Exploring the city
I’ve always had a much higher opinion of Birmingham than some people I think! I knew the city a bit from day trips such as my interview, and visiting the Christmas market, thanks to studying so nearby. I always get a bit defensive when people voice their opinions of Brum because – let’s face it – it doesn’t have a good reputation. But the city centre is actually beautiful, with lots of independent shops and restaurants. I feel very lucky that I got to be there during games week as well, because there was a sort of party atmosphere in the city that actually made me emotional at times. I may speak highly, but I know the city might never be that alive again when I’m there. I had a lovely walk along the canals, through Digbeth and a very brief visit to the museum with my mum. The number of families in town visits gave for a very homely feel, and I loved knowing that everyone might have been discovering a place they’d previously underestimated. I especially loved exploring on my own, which is something I haven’t done much recently unless it’s to run errands. It was great being able to plan my own time and just enjoy my own company, even in cafes.
Joining the crowds
As if my ring-side seats during shifts wasn’t good enough, dad and I also secured tickets to the opening athletics session at Alexander Stadium, which has recently undergone a remodel. It was the first major athletics event I’ve watched in person, despite being a fan of the sport for years. We watched KJT’s high jump and Thompson-Hera’s first heat – but I was quite distracted by the RC vans collecting the discus!

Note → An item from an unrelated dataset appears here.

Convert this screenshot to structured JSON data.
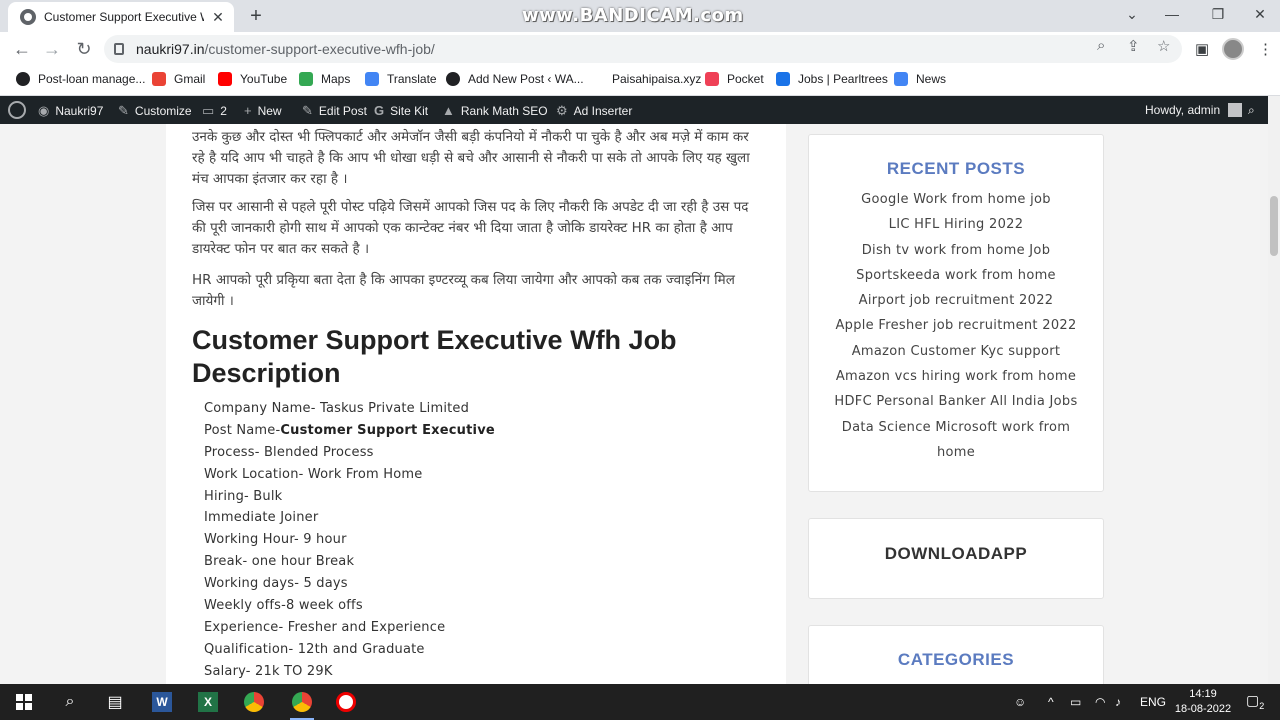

The systems put in place to get tens of thousands of people into and out of the stadium were fantastic, and the energy that all the volunteers brought to their job was amazing to witness. Knowing that I was one of them was a great feeling, even if my role and venue were worlds apart from the stadium. That said, I’m glad I didn’t have a public-facing role, as I simply don’t have the infectious energy required! Those volunteers were the right choice for their jobs, without doubt.

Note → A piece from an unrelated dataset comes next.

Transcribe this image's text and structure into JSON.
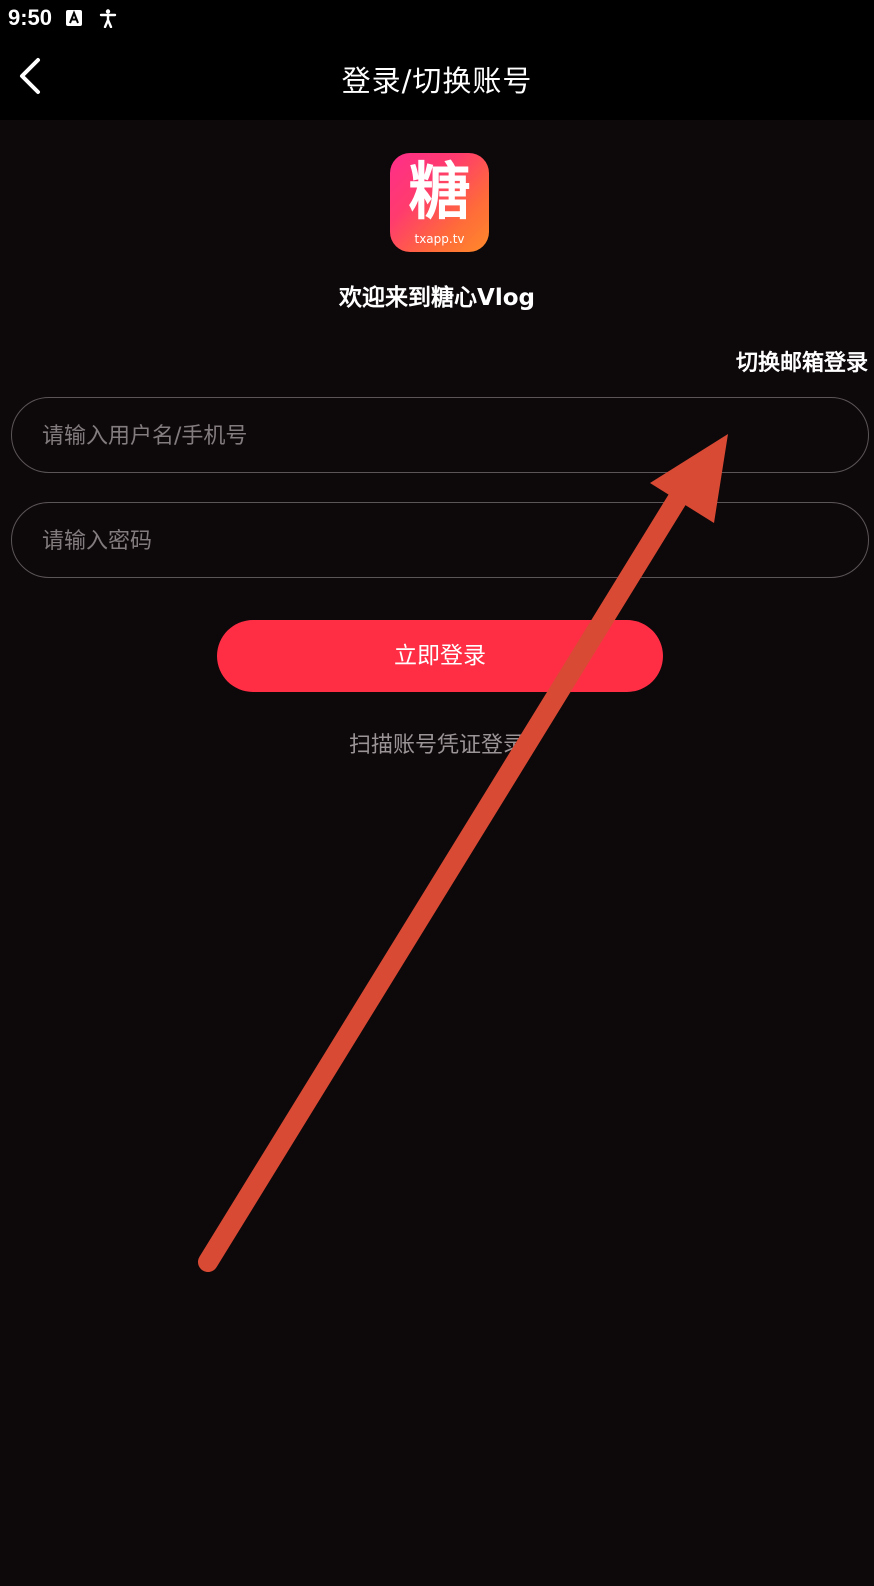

There were ups and downs. But even a short couple of months later, I’m forgetting the downs! I’d recommend volunteering at a similar event to anyone, as long as you feel you’re easygoing enough to accpet whatever job role comes your way, and whatever random shift changes might occur! I was very lucky to get such an exciting job as chaperoning (although after 4 hours of watching badminton, I began to think differently) but I think I’d have been happy with anything!
The other thing I’d suggest is to travel more within your home country! I loved sightseeing and taking in the history of Birmingham just as much as volunteering, if not more. I’ll definitely be taking myself off for more cheap city breaks in the future, especially on my own.
I did post extensively about the experience on Instagram, including the good, the bad, and the random facts I picked up along the way. You can view the instagram highlight here. Have a tap through – maybe you’ll learn something about the city!